In short, Deferred Adjudication is a type of probation. A defendant is placed on a probation for a certain period of time. If the probation is successfully completed, the case is "dismissed." A defendant will enter a guilty plea, but the judge does not find the defendant guilty and instead "defers" the finding of guilt. Pleading guilty for Deferred Adjudication is not considered a conviction under Texas law. A criminal background check will show the arrest for the charge, will show the Deferred Adjudication, but it will not show a conviction.

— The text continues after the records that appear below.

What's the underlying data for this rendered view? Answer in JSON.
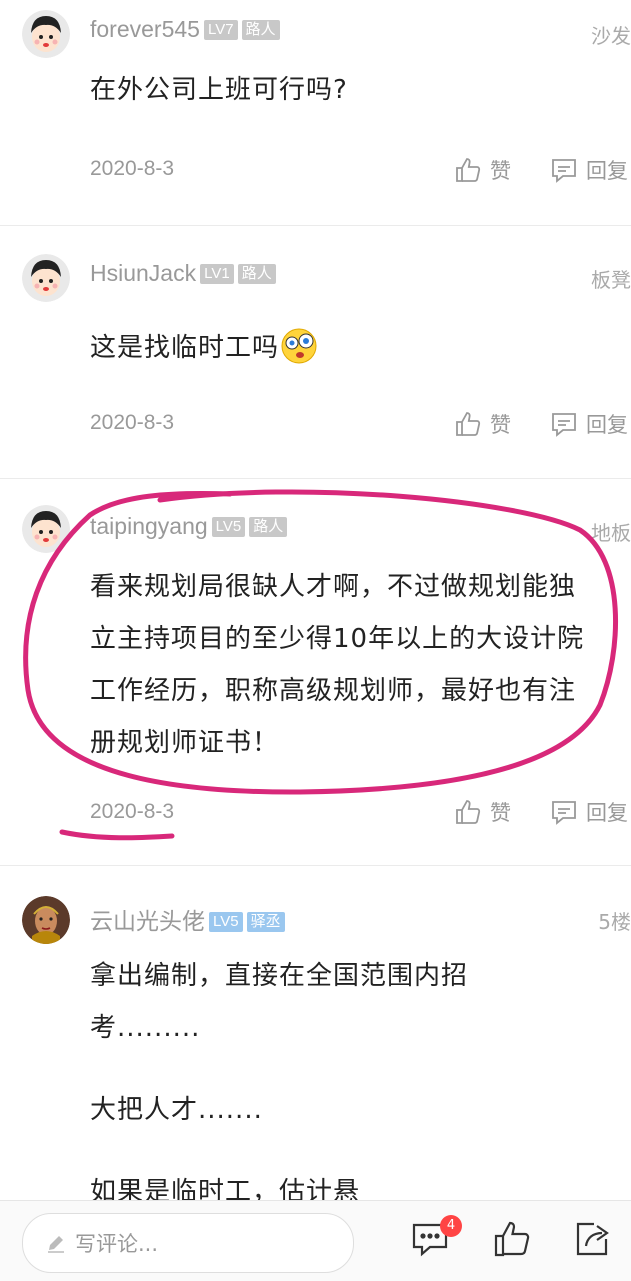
{
  "comments": [
    {
      "username": "forever545",
      "level": "LV7",
      "badge": "路人",
      "floor": "沙发",
      "text": "在外公司上班可行吗?",
      "date": "2020-8-3",
      "like_label": "赞",
      "reply_label": "回复"
    },
    {
      "username": "HsiunJack",
      "level": "LV1",
      "badge": "路人",
      "floor": "板凳",
      "text": "这是找临时工吗",
      "emoji": "surprised-face-emoji",
      "date": "2020-8-3",
      "like_label": "赞",
      "reply_label": "回复"
    },
    {
      "username": "taipingyang",
      "level": "LV5",
      "badge": "路人",
      "floor": "地板",
      "text": "看来规划局很缺人才啊，不过做规划能独立主持项目的至少得10年以上的大设计院工作经历，职称高级规划师，最好也有注册规划师证书！",
      "date": "2020-8-3",
      "like_label": "赞",
      "reply_label": "回复",
      "annotation_color": "#d8287a"
    },
    {
      "username": "云山光头佬",
      "level": "LV5",
      "badge": "驿丞",
      "floor": "5楼",
      "text_lines": [
        "拿出编制，直接在全国范围内招考.........",
        "大把人才.......",
        "如果是临时工，估计悬"
      ]
    }
  ],
  "bottom_bar": {
    "input_placeholder": "写评论...",
    "comment_count": "4",
    "icons": [
      "pencil-icon",
      "comment-icon",
      "thumbs-up-icon",
      "share-icon"
    ]
  },
  "colors": {
    "accent_pink": "#d8287a",
    "level_grey": "#c8c8c8",
    "level_blue": "#9ac7ef",
    "notification_red": "#ff4444"
  }
}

Deferred adjudication is a process by which a defendant has an opportunity to avoid conviction for an offense, even though the court has enough evidence to find him/her guilty. When the defendant pleads guilty in exchange for the prosecutor's recommendation that the defendant receive deferred adjudication, the court, if it accepts the plea agreement, will defer or "set aside" a finding of the defendant's guilt for a period of time, even though the court has enough evidence to find the defendant guilty. During that period of time, the defendant will be on probation, subject to terms and conditions of probation. If the defendant successfully completes that probation, the prosecutor will file a motion to dismiss the case and the court will order it dismissed, avoiding a conviction for the defendant. In that case, there will be a record of the defendant's arrest and that the defendant received deferred adjudication. But there will be no conviction. However, if the defendant violates the terms and conditions of probation at any time during the probation period, the deferred adjudication probation can be revoked and the defendant could find him/herself back in court and subject to conviction of the original offense charged and the full range of punishment available for that offense.